Amonette, William E. PhD, CSCS; Mossberg, Kurt A. PhD, PT

Journal of Head Trauma Rehabilitation: September/October 2013 - Volume 28 - Issue 5 - p E13–E20
doi: 10.1097/HTR.0b013e31826463a1
Original Articles

Objective: The purpose of this study was to compare the peak aerobic capacities and ventilatory anaerobic thresholds (VAT) of individuals with a traumatic brain injury (TBI) to age- and gender-matched controls.

Methods: Nineteen participants that previously suffered a mild to moderate TBI and 19 apparently healthy controls volunteered as subjects. Traumatic brain injury and healthy controls were matched for age and gender and were similar in weight and body mass index. Volunteers performed a maximal graded treadmill test to volitional failure where oxygen consumption (

O2), carbon dioxide production (

CO2, ventilation (

E, and heart rate were measured continuously. From metabolic and ventilatory data, VAT was measured using a previously described method. VAT and peak exercise responses of participants with a TBI were compared with healthy controls.

Results: The

O2, and

CO2 at VAT and peak exercise were lower for TBI compared with healthy controls.

E was also lower for TBI at VAT and peak exercise. Heart rate was lower for TBI at VAT; however, TBI had similar heart rate to healthy controls at peak exercise.

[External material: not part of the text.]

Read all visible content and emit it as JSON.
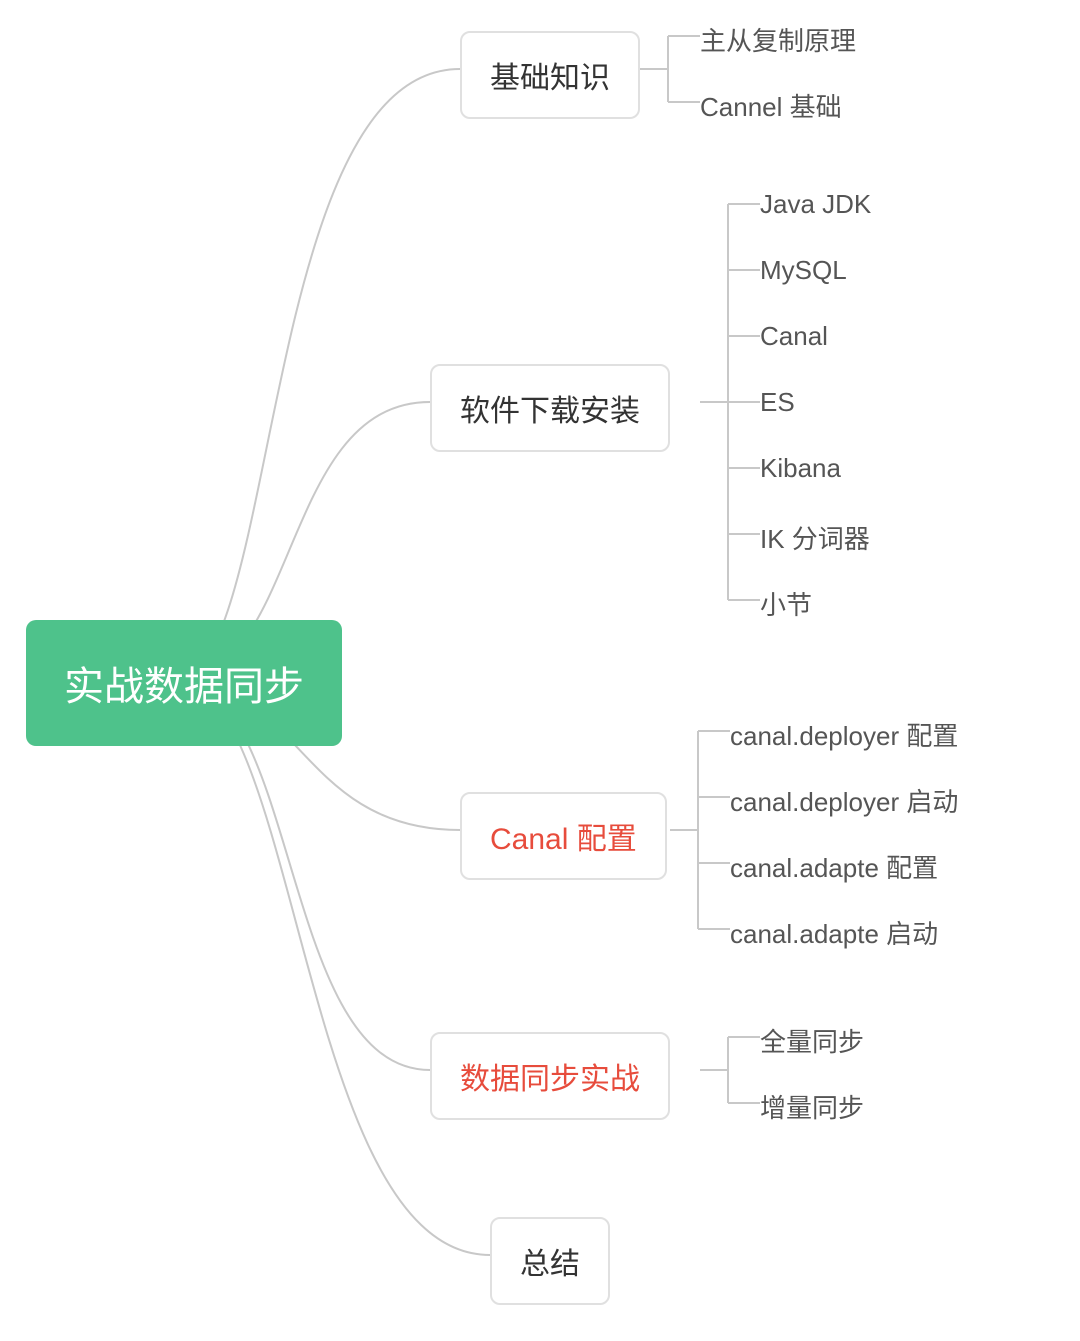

Conclusions: The VAT and peak exercise capacities of participants with a TBI were below the metabolic demands of many routine daily activities. The data suggest that therapeutic interventions for individuals with a TBI should include targeted exercise prescriptions to improve cardiorespiratory fitness.

Department of Physical Therapy, Rehabilitation Sciences Division, University of Texas Medical Branch, Galveston, Texas.

Corresponding Author: Kurt A. Mossberg, PhD, PT, Department of Physical Therapy, University of Texas Medical Branch, 301 University Blvd., Galveston, TX 77555 (kmossber@utmb.edu).

This work was supported, in part, by the Moody Foundation and NIH grant R01-HD046570 to Dr Mossberg. The authors thank P. Skinkis for technical assistance and Dr James Graham for his assistance with statistical analysis.

The authors declare no conflicts of interest.

© 2013 Wolters Kluwer Health | Lippincott Williams & Wilkins